Work order - Go through the data and copy each line where the word "APPLI" shows up.

[Opening Records for the exercise section]

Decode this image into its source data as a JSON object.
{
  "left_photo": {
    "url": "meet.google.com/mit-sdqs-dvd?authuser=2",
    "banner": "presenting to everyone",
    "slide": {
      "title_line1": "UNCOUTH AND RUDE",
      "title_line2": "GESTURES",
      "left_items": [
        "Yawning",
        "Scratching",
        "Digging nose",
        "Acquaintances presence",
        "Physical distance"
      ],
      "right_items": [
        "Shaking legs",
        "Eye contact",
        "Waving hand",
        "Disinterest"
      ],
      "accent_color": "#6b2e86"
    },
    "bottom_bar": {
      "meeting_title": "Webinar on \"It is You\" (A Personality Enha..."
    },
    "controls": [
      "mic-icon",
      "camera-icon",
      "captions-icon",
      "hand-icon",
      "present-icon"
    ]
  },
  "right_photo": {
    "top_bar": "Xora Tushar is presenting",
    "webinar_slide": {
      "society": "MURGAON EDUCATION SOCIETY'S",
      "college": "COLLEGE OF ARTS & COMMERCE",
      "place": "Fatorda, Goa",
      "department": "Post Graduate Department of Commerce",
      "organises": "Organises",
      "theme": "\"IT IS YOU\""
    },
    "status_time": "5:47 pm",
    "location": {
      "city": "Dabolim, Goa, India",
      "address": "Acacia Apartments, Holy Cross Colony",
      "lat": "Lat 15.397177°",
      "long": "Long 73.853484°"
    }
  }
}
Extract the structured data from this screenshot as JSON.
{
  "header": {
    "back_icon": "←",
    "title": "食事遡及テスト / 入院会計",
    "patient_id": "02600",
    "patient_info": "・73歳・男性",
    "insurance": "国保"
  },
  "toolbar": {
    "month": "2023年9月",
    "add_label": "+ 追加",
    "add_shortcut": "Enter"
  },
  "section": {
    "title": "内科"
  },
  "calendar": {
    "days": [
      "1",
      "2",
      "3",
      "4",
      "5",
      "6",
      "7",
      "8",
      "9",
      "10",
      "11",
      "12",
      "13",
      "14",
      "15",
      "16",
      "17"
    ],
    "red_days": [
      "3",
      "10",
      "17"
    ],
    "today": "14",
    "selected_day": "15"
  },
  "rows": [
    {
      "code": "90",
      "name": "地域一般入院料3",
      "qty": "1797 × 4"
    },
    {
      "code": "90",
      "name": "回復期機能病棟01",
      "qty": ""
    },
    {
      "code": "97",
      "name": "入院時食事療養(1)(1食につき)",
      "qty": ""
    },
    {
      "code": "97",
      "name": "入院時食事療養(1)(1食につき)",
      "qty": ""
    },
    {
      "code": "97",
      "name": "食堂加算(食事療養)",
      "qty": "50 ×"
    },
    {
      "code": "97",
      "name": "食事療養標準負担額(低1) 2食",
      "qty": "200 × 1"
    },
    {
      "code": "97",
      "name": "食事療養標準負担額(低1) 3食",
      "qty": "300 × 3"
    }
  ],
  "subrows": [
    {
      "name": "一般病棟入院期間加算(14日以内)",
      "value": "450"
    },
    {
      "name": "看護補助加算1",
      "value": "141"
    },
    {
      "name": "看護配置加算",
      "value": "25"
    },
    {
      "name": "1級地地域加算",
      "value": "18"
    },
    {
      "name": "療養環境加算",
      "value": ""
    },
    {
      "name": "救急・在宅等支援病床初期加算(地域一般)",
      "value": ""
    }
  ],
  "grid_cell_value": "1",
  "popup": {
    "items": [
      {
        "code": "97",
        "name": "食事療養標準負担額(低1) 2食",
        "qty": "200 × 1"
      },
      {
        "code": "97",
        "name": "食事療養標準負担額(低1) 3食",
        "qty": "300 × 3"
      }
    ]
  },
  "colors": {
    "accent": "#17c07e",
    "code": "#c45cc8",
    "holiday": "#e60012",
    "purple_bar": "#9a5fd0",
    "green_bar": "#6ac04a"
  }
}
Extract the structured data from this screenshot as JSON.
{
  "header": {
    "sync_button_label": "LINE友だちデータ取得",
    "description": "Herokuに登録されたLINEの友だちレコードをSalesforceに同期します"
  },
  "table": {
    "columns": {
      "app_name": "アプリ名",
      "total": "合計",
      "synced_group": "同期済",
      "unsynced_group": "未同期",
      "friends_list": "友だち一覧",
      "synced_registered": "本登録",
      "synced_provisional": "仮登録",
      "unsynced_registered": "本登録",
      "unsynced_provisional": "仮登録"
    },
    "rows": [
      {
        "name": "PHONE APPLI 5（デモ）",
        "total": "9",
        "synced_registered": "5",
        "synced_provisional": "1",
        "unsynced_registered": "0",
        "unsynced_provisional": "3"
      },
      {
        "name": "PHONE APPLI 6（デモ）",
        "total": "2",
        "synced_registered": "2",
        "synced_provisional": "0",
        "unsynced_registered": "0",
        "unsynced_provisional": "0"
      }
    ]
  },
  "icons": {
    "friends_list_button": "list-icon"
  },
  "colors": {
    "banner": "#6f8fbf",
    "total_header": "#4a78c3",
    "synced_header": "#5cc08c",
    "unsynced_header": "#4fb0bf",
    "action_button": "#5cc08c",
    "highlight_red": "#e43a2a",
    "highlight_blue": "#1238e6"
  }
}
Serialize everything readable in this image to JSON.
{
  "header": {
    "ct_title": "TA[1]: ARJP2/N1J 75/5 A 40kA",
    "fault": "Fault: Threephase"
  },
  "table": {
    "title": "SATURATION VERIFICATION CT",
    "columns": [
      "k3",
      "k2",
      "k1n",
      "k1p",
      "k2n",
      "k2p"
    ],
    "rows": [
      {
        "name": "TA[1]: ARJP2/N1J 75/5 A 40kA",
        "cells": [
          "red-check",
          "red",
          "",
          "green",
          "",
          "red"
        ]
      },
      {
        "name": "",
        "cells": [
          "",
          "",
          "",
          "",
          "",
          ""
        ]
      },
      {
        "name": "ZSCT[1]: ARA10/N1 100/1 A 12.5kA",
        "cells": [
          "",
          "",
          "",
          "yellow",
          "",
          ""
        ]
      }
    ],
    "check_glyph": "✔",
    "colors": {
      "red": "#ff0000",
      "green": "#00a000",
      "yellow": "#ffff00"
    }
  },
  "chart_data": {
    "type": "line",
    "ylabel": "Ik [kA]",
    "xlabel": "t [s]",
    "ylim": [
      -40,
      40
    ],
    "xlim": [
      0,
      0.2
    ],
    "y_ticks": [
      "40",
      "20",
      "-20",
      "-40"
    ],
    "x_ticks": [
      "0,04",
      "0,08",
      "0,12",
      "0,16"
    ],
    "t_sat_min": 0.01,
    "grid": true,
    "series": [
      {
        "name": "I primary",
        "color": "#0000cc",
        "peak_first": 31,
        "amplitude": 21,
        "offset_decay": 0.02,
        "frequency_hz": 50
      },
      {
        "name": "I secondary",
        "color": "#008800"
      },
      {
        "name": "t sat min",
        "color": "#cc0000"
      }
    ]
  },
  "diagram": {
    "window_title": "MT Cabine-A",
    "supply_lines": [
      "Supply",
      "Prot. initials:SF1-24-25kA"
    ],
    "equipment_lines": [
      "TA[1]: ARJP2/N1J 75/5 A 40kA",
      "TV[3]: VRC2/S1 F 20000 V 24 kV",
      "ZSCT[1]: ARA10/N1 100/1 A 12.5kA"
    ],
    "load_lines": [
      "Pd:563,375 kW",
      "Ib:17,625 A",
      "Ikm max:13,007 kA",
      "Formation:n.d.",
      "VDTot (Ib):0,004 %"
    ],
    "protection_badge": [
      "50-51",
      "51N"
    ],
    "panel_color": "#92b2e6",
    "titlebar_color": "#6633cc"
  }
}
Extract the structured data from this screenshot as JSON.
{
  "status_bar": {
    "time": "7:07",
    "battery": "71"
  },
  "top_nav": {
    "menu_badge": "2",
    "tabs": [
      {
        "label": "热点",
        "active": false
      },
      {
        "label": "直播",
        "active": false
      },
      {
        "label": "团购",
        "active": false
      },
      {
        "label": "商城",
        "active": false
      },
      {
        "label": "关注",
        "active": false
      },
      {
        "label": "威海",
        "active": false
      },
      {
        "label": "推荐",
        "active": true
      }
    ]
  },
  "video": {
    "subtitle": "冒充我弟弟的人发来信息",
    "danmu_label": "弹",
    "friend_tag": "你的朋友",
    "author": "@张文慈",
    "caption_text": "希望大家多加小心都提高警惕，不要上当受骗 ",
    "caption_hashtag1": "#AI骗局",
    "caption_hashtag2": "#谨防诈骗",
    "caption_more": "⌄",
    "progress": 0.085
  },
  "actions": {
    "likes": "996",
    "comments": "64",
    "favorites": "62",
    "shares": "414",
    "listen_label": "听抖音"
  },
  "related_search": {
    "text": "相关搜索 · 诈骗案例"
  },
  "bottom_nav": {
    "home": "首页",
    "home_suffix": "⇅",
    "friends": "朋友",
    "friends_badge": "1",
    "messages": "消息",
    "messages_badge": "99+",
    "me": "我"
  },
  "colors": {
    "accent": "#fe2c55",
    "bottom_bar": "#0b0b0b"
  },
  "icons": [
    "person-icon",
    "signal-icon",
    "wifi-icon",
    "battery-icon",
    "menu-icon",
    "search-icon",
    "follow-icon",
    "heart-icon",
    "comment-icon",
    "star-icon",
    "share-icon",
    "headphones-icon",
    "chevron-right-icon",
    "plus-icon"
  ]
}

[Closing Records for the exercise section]

Response box -
        "name": "PHONE APPLI 5（デモ）",
        "name": "PHONE APPLI 6（デモ）",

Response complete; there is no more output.